TASK REQUIREMENTS:
If a line includes "Microsoft", copy it out of the entries.

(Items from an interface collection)
━━━━━━━━━━━━━━━━━━━━
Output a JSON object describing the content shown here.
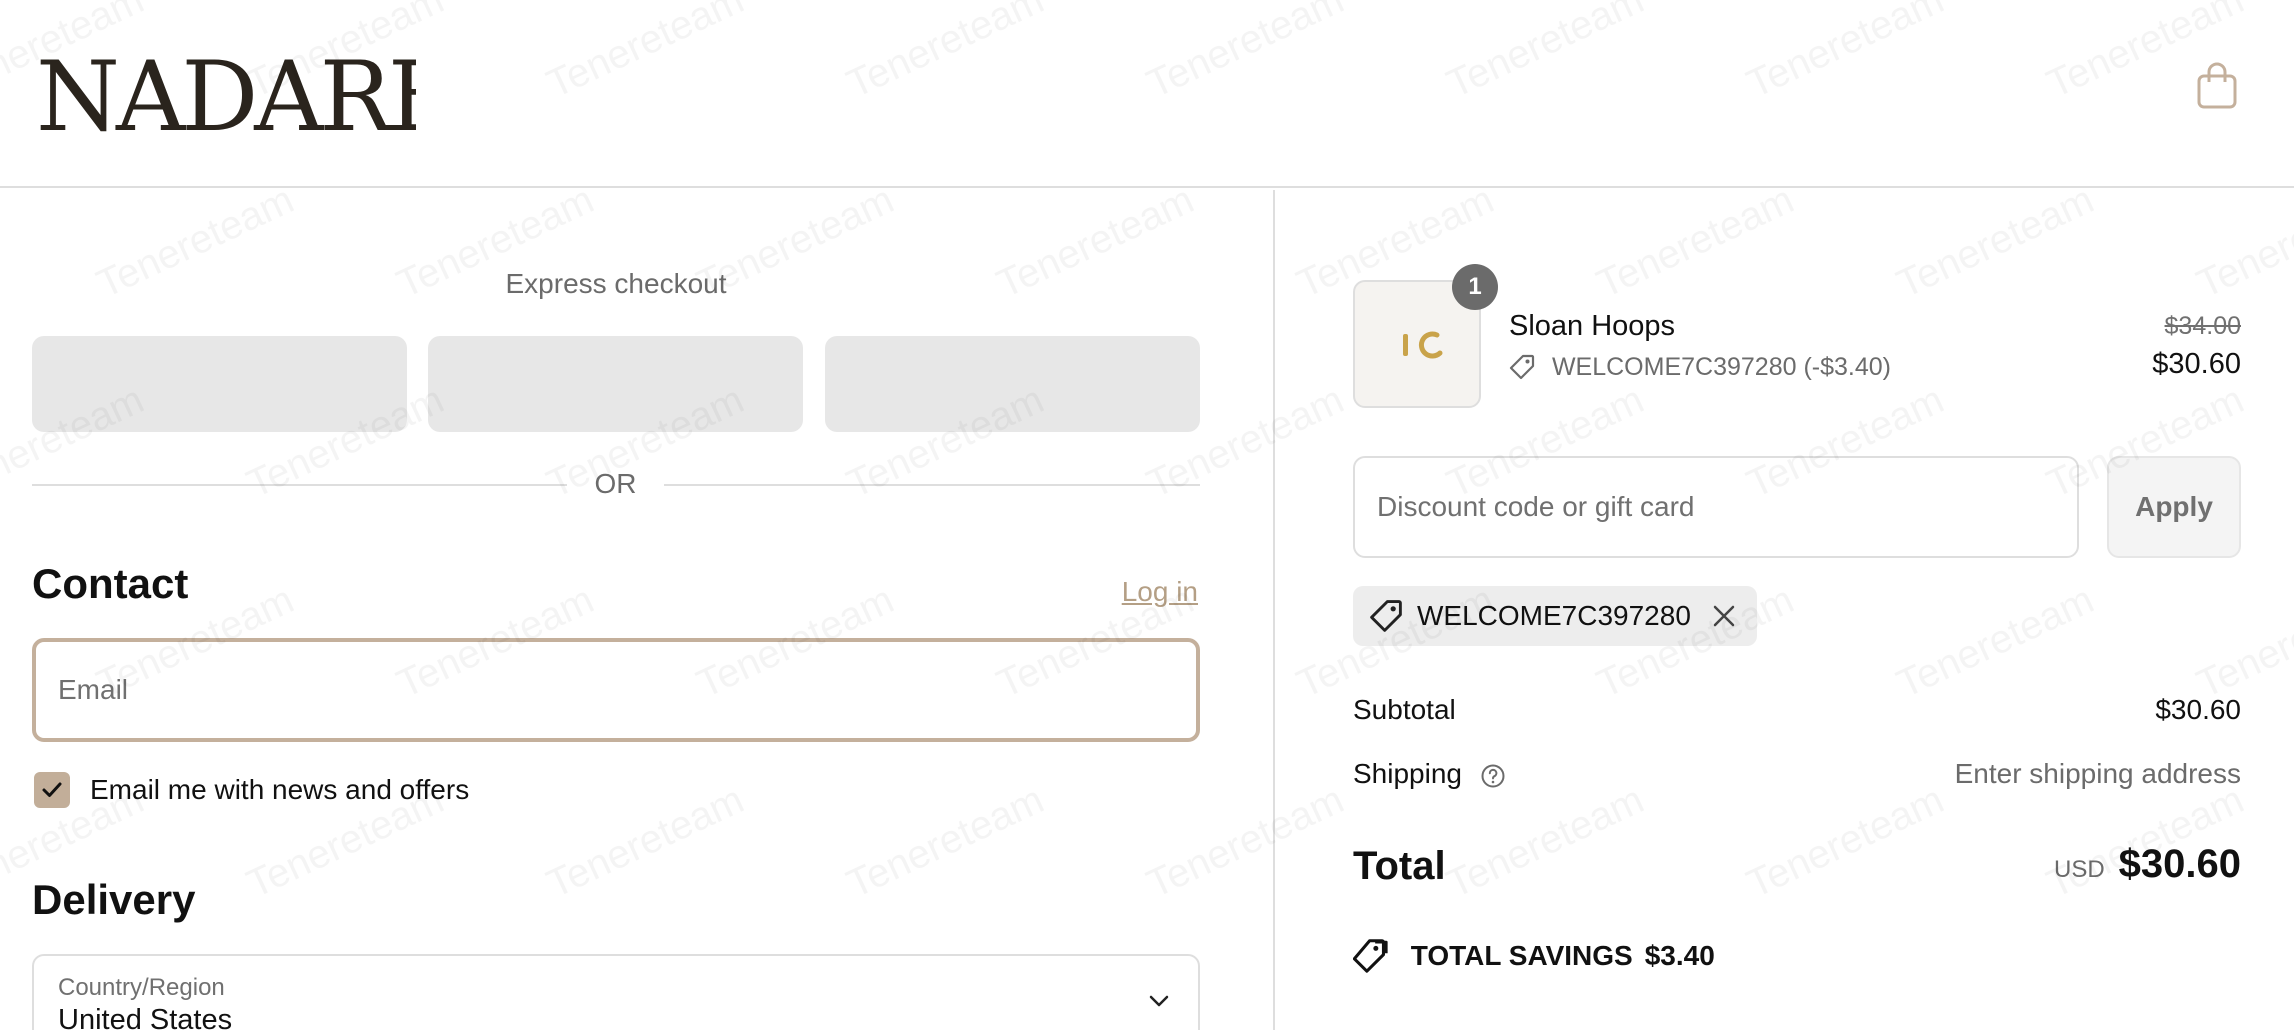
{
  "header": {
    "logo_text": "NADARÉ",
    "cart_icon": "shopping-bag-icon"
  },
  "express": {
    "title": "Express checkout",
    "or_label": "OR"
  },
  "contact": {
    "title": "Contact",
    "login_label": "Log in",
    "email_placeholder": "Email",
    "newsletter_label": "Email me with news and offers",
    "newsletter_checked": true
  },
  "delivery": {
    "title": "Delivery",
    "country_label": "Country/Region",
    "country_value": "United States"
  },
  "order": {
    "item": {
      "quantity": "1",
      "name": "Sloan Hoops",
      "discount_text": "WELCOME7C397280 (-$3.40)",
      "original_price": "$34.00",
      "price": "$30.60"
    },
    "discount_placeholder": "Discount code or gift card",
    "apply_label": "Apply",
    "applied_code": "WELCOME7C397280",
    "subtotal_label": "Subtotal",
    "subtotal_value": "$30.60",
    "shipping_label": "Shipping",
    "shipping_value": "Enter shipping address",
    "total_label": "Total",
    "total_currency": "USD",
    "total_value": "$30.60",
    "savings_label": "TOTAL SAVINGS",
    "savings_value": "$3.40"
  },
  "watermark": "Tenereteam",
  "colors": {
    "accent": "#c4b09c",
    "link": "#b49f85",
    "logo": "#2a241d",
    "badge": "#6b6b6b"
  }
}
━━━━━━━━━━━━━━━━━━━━
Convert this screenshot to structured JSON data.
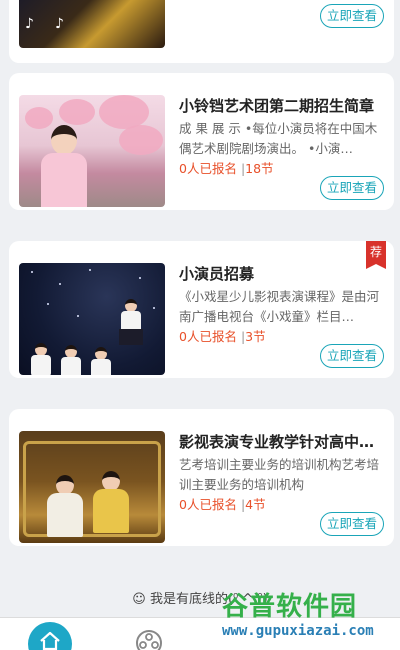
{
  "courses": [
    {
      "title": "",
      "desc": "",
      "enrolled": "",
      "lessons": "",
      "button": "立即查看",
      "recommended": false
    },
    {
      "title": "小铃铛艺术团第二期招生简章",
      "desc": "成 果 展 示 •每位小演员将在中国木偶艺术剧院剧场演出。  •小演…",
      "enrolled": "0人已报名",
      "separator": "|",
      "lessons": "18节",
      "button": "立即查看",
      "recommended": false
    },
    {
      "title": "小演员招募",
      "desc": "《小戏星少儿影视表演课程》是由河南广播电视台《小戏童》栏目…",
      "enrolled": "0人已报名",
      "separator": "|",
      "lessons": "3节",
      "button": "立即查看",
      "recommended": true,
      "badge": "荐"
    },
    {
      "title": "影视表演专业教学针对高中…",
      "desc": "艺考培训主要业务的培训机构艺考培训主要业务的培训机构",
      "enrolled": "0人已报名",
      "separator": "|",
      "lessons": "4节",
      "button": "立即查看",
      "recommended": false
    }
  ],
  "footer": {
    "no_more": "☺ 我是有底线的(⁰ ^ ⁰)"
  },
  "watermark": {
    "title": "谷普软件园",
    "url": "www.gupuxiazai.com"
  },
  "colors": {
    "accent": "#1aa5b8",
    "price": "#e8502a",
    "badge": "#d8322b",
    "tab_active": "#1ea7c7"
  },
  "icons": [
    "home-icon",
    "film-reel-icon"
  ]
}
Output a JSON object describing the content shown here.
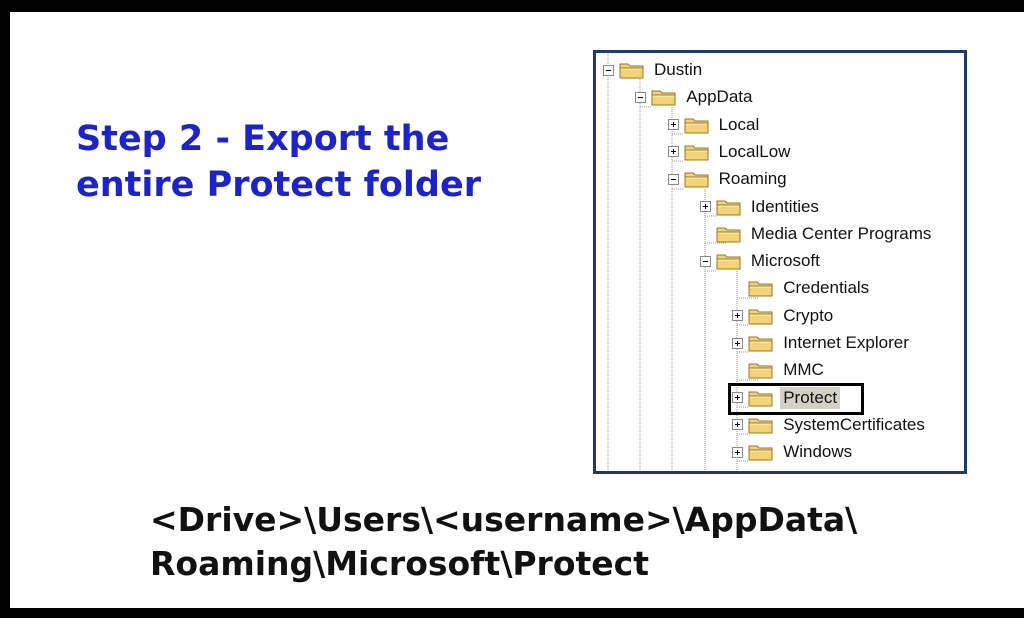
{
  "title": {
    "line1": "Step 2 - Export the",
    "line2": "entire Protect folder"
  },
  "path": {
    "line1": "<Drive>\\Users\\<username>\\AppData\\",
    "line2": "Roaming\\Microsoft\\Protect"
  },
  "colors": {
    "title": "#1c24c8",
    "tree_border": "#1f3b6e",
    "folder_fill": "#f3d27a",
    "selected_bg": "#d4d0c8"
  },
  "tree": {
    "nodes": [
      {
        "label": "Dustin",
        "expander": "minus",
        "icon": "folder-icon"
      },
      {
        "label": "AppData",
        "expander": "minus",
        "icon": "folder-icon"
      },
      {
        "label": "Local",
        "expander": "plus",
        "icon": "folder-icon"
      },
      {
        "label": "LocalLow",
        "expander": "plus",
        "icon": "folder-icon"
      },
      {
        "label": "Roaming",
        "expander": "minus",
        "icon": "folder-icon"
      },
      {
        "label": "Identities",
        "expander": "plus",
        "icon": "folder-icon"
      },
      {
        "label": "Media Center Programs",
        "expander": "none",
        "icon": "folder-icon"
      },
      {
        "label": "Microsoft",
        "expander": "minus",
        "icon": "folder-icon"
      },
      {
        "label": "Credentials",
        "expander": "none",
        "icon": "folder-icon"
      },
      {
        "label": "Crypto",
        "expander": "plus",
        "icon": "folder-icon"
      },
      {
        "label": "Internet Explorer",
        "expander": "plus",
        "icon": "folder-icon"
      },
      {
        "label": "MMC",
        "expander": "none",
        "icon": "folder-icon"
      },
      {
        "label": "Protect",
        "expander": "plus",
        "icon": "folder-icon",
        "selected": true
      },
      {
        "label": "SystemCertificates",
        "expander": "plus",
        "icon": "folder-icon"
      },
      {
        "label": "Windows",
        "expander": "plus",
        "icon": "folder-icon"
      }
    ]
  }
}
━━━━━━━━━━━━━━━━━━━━
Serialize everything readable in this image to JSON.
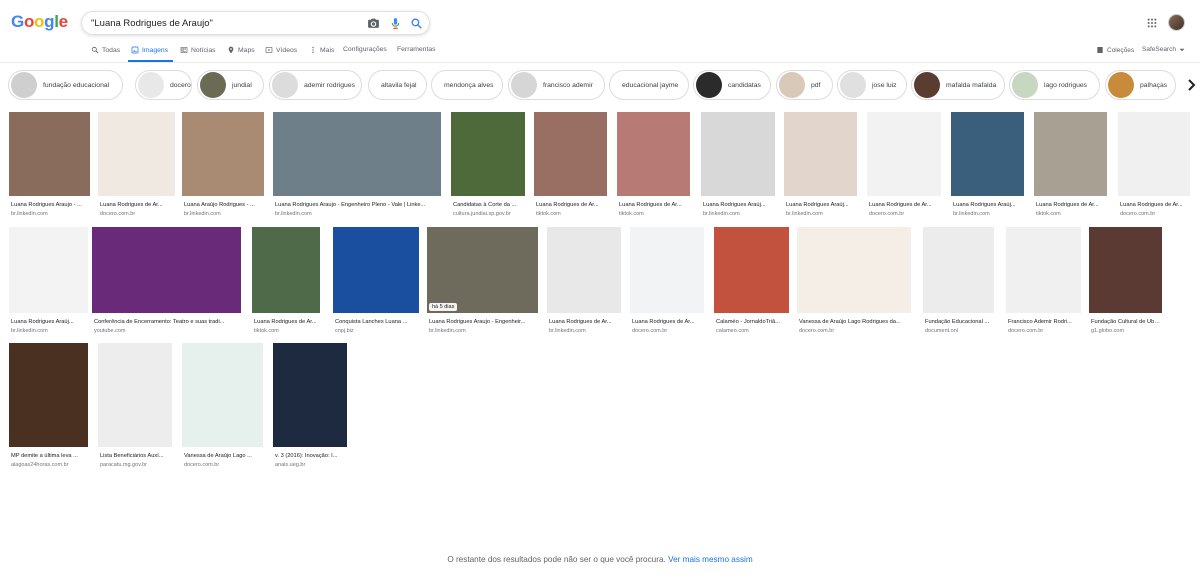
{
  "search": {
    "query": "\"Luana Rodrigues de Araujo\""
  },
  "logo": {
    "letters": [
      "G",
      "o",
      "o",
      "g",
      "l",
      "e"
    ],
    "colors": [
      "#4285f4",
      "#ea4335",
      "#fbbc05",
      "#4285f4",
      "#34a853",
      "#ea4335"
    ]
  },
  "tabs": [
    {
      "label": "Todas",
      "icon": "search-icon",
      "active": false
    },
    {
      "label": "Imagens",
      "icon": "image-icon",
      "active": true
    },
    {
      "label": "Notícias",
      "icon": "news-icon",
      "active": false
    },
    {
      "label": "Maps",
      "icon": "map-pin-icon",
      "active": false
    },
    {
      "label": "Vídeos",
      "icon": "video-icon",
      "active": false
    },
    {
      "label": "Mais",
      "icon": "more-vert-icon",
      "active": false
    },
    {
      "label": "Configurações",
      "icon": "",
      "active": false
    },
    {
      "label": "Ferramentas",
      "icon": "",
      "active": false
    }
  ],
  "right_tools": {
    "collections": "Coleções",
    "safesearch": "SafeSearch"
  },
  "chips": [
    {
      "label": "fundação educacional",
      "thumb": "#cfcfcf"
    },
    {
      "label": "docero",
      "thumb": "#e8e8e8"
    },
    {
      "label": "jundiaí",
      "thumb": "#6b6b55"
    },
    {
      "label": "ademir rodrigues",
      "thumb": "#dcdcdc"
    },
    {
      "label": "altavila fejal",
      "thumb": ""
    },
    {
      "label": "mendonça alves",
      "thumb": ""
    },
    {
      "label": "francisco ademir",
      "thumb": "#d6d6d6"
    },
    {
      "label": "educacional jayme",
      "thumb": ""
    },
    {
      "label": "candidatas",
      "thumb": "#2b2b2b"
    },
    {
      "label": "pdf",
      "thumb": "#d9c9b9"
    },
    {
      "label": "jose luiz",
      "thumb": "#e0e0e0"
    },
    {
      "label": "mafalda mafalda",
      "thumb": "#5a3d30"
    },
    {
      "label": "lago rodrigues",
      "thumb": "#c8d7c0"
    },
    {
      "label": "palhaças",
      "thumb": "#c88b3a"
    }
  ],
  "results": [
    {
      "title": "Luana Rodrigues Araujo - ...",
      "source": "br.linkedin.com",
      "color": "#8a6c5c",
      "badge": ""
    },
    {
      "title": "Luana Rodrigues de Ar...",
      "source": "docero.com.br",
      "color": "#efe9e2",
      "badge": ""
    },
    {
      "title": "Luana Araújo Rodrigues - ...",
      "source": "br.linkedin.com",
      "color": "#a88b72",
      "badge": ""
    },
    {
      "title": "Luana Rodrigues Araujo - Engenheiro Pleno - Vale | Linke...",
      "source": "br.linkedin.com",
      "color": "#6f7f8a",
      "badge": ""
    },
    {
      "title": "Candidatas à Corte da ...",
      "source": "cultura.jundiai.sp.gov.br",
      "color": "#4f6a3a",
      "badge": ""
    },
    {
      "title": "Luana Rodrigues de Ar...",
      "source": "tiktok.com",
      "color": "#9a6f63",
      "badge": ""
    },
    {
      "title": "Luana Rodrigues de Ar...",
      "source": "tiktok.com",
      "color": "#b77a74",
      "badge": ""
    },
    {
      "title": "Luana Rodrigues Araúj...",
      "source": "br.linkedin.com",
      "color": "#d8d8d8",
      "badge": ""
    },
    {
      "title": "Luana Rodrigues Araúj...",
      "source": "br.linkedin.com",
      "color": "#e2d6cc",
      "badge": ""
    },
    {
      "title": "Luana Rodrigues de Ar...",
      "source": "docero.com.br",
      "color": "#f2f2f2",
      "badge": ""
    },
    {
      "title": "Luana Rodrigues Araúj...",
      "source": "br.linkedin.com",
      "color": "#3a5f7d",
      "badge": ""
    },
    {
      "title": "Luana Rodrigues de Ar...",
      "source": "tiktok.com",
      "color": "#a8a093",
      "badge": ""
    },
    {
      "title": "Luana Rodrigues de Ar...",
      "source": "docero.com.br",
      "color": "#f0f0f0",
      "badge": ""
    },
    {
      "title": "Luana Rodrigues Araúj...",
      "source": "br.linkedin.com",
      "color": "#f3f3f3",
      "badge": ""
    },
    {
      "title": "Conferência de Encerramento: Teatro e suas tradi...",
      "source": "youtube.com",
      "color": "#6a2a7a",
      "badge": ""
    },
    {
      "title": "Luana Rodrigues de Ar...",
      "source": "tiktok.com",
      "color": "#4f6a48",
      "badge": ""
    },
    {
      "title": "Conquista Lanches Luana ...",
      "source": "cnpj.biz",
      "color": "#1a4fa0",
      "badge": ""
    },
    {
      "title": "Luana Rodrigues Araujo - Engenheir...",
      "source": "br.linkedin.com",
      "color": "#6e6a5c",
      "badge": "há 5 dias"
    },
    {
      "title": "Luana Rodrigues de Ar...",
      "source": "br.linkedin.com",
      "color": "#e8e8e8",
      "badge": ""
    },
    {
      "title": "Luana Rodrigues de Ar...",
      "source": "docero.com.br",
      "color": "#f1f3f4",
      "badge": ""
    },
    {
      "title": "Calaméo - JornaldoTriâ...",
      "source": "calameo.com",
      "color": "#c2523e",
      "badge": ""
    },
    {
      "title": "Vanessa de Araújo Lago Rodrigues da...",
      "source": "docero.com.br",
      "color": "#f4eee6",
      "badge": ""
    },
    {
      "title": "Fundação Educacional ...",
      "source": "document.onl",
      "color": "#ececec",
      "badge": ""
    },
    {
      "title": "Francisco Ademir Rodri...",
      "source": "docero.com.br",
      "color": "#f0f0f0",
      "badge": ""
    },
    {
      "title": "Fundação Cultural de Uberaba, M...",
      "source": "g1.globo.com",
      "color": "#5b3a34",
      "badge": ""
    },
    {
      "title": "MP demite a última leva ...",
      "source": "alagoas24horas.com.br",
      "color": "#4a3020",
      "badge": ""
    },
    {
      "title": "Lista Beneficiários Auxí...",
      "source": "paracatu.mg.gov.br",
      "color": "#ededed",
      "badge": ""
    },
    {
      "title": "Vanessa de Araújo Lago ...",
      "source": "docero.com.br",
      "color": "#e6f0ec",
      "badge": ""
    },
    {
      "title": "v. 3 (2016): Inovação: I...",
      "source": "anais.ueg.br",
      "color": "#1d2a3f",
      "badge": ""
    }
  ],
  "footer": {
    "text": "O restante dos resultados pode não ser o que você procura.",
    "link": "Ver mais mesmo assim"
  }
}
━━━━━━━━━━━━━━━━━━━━
ANSWER AREA:
    "line2": "Roaming\\Microsoft\\Protect"
        "label": "Microsoft",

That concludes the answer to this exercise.